The Supreme Court has sided with the Ministry of Health and Capital and Coast District Health Board in a split decision over whether a former relief caregiver should have been paid minimum wage instead of a flat fee.
Justices Mark O’Regan, Terrence Arnold and William Young Monday rejected Janet Lowe’s appeal that relief caregivers are employees and as such entitled to the minimum wage, rather than a flat fee.
The case was being closely watched given about 30,000 largely female relief workers were paid $75 for a 24-hour shift to give full-time carers a break over the years.
Justices O’Regan and Arnold found that the engagement by the ministry and DHB was with the primary caregivers rather than the relief workers.
This could not be extended “to the extent that it applies in circumstances where the person said to be the hirer is not even aware of an engagement having taken place until after the initial period of care has concluded”.
The Employment Court held that Ms Lowe was a home worker under the Employment Relations Act, meaning she was an employee and entitled to the minimum wage, holiday pay and other protections under the law. The Court of Appeal overturned that decision last June.
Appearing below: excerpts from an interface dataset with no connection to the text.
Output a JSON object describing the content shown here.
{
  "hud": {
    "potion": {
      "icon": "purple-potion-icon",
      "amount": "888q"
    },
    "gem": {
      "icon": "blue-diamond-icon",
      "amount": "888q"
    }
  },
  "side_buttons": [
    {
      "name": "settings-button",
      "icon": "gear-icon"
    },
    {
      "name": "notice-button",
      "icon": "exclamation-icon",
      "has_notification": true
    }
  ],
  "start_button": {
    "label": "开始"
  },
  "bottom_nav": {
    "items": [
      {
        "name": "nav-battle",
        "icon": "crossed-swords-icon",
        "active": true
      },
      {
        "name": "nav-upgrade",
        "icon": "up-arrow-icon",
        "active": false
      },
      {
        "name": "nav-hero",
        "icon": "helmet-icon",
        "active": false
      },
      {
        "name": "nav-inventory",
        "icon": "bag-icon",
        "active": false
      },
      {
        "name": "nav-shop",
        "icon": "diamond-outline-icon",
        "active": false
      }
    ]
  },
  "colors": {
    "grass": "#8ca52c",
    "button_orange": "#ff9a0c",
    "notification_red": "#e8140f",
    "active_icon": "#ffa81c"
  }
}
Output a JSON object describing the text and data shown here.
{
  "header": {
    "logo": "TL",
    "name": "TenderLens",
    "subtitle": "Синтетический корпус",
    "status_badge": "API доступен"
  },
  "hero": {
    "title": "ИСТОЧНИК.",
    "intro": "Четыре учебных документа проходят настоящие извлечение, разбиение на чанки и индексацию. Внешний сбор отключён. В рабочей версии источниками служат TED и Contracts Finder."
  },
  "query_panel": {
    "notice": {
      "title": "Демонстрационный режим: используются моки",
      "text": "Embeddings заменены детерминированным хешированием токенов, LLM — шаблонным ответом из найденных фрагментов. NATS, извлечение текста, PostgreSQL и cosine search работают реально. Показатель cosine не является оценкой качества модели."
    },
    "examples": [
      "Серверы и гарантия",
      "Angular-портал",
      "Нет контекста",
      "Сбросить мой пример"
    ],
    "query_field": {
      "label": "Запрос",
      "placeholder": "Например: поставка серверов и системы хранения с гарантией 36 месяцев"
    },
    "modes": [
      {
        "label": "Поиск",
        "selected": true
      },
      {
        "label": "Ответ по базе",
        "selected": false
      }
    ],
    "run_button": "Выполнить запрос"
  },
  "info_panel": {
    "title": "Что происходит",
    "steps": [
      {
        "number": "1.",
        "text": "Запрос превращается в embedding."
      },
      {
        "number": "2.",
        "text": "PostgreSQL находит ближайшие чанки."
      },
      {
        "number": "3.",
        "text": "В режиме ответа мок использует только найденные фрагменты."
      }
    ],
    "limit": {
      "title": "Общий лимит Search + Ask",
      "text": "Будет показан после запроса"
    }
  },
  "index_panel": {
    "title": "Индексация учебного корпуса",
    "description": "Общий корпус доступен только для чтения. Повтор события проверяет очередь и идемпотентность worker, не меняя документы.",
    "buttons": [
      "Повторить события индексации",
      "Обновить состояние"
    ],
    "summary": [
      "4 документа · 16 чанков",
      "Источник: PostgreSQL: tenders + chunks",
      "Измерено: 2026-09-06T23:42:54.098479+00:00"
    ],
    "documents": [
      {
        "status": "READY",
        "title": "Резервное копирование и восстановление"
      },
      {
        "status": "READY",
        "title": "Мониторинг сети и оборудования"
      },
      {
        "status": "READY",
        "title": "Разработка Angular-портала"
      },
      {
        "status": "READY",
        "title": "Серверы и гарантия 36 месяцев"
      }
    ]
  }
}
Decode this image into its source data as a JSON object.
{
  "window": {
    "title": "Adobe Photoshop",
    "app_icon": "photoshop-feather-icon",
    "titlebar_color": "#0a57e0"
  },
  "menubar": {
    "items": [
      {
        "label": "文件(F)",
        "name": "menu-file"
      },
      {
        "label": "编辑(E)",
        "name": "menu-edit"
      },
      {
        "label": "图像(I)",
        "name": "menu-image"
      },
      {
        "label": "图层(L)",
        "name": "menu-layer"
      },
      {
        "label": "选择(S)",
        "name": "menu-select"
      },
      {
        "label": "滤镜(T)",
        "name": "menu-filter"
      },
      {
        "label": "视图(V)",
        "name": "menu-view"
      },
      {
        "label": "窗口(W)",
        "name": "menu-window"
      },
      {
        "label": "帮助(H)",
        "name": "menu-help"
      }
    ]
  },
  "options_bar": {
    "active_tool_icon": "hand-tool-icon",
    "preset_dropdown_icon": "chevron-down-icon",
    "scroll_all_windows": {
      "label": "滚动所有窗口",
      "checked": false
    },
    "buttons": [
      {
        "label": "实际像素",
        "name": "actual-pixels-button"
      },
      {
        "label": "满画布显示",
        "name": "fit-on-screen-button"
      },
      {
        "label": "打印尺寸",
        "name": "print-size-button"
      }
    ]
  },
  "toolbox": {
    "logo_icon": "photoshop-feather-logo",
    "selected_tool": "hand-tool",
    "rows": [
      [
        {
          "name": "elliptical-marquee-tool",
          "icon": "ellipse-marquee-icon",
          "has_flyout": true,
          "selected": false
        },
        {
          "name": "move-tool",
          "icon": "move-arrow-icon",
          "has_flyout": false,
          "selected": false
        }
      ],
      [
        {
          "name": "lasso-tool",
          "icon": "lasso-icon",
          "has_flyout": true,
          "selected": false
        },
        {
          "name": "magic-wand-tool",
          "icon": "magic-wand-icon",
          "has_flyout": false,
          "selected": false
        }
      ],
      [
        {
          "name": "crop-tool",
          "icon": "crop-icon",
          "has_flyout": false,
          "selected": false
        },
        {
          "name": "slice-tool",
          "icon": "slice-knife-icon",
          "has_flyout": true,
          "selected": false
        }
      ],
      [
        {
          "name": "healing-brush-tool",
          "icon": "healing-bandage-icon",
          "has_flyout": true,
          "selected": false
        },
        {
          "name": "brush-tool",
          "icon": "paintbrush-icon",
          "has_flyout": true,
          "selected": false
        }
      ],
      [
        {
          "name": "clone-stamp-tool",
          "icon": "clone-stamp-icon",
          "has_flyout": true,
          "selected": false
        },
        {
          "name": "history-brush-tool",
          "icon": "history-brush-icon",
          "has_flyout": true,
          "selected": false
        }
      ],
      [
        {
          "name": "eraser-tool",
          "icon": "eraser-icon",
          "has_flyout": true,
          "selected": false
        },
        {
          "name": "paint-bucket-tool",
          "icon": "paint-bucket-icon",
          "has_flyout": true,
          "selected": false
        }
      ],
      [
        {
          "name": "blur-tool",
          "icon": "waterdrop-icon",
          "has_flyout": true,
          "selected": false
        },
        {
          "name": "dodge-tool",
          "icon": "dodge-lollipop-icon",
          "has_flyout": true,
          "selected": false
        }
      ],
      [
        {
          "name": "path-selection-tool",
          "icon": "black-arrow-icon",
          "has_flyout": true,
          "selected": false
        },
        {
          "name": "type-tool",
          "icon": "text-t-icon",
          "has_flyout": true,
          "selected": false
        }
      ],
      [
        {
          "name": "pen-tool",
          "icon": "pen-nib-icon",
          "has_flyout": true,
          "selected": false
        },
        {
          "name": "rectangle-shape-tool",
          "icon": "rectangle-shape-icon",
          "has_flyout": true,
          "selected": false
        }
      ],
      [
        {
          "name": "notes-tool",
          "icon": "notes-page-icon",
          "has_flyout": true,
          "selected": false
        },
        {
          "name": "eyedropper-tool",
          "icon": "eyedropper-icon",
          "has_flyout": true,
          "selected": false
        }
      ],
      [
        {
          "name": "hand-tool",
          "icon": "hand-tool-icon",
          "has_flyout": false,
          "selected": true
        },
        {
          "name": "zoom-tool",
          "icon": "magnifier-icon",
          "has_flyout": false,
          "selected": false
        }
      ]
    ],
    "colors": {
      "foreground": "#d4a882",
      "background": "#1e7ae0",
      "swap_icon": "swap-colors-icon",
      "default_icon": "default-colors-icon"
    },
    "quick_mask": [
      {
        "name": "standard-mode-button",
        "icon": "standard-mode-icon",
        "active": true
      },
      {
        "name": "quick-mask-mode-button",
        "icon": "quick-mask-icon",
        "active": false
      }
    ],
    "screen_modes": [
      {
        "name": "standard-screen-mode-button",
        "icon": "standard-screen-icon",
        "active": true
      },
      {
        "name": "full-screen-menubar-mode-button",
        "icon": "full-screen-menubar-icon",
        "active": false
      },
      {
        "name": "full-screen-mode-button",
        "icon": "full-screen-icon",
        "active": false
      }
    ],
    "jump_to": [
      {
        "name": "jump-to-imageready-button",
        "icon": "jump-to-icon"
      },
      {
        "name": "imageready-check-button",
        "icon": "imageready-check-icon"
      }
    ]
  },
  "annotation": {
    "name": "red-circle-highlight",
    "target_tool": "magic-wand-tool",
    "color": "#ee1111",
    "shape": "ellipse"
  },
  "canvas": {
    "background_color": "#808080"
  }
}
Chief Justice Sian Elias and Justice Susan Glazebrook formed a different view and would have allowed the appeal because “the ministry and the DHB clearly promise in the claim form to pay if the full-time carer does not,” they said in their opinion.
Finally, that it may be inconvenient or expensive to give carers like Ms Lowe the rights to which she is entitled is not a reason to read down the definition of home worker, they said. NZN